■ **Exercise instructions**
If a line in the records below includes the word "icon", count it, then give the total and nothing else.

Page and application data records
━━━━━━━━

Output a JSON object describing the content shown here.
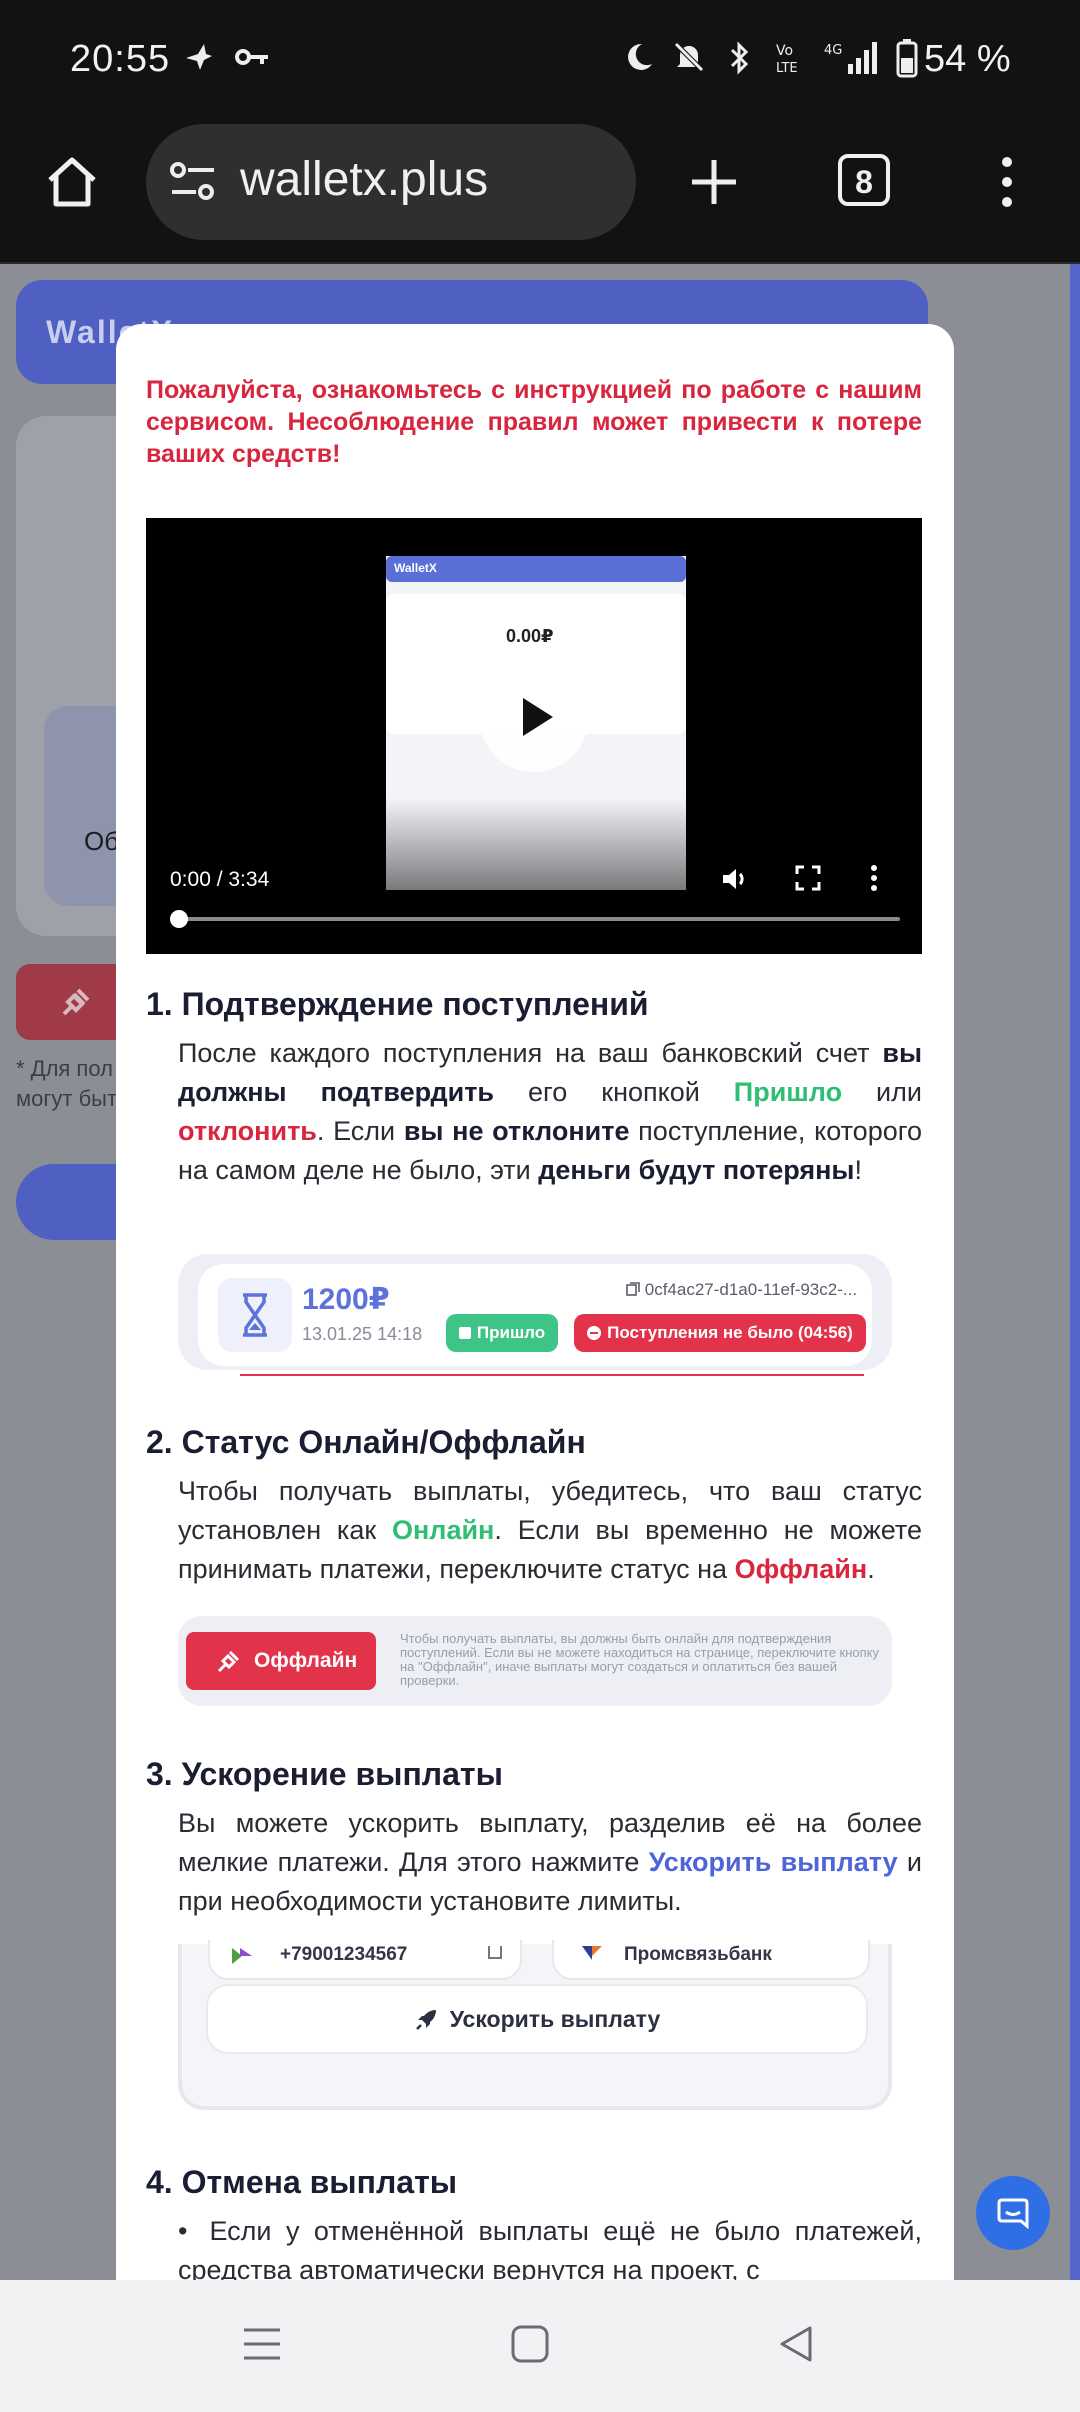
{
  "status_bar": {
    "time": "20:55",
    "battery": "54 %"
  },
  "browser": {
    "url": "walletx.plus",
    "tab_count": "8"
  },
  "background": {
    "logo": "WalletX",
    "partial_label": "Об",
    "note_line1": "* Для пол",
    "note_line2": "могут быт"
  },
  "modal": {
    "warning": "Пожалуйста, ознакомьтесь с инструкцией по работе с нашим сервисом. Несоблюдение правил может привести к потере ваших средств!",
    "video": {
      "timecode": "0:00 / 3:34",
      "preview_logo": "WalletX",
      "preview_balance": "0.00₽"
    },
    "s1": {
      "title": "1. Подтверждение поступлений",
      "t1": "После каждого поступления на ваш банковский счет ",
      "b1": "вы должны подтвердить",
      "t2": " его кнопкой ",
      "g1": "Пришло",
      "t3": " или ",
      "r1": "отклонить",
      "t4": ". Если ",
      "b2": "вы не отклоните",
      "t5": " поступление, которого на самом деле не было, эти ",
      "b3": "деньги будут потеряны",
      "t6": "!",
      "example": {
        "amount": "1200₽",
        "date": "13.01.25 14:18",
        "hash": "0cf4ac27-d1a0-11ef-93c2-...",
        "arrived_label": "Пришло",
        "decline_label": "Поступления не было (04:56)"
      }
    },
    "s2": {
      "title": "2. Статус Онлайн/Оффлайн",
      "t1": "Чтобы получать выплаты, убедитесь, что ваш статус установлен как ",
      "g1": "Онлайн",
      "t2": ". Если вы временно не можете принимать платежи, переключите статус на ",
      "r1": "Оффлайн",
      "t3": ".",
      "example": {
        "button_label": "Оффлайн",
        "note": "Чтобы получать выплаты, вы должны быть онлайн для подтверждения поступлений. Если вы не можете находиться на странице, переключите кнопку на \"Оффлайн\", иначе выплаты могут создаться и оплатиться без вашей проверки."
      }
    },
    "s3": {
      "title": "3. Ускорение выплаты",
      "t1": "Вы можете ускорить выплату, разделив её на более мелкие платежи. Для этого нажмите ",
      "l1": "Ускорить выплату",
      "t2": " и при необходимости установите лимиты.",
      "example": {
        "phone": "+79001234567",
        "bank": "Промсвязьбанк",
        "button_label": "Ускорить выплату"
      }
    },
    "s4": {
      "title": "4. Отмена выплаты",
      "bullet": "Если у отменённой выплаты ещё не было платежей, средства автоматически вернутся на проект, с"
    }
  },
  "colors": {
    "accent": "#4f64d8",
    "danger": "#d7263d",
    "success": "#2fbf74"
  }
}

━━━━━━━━

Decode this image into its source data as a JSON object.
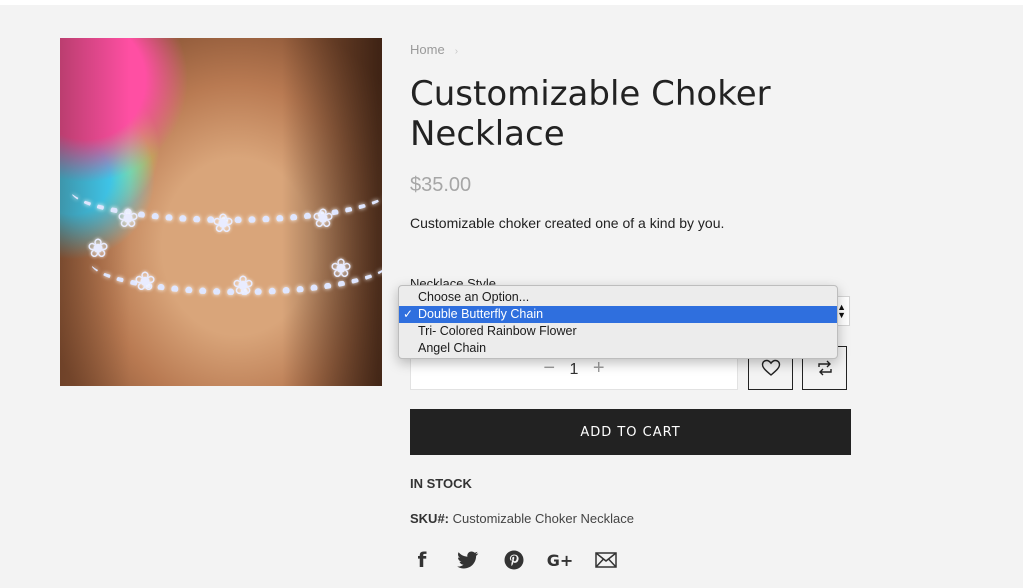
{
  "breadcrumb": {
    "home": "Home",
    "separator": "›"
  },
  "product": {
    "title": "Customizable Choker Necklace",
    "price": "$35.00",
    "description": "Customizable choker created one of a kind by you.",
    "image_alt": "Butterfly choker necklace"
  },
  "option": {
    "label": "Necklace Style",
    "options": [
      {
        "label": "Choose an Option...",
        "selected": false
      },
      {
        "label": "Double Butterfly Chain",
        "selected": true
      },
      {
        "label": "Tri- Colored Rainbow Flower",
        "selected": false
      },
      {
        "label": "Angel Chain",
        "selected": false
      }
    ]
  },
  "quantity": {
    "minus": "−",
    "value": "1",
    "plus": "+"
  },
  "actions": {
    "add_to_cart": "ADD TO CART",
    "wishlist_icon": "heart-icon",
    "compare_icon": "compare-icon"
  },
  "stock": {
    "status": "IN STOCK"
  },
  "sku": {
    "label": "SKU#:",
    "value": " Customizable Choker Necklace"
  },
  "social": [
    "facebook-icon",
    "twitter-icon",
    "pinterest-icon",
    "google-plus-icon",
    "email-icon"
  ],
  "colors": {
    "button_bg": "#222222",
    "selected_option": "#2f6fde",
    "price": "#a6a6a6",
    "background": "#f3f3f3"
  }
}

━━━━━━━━

■ **Task output**
7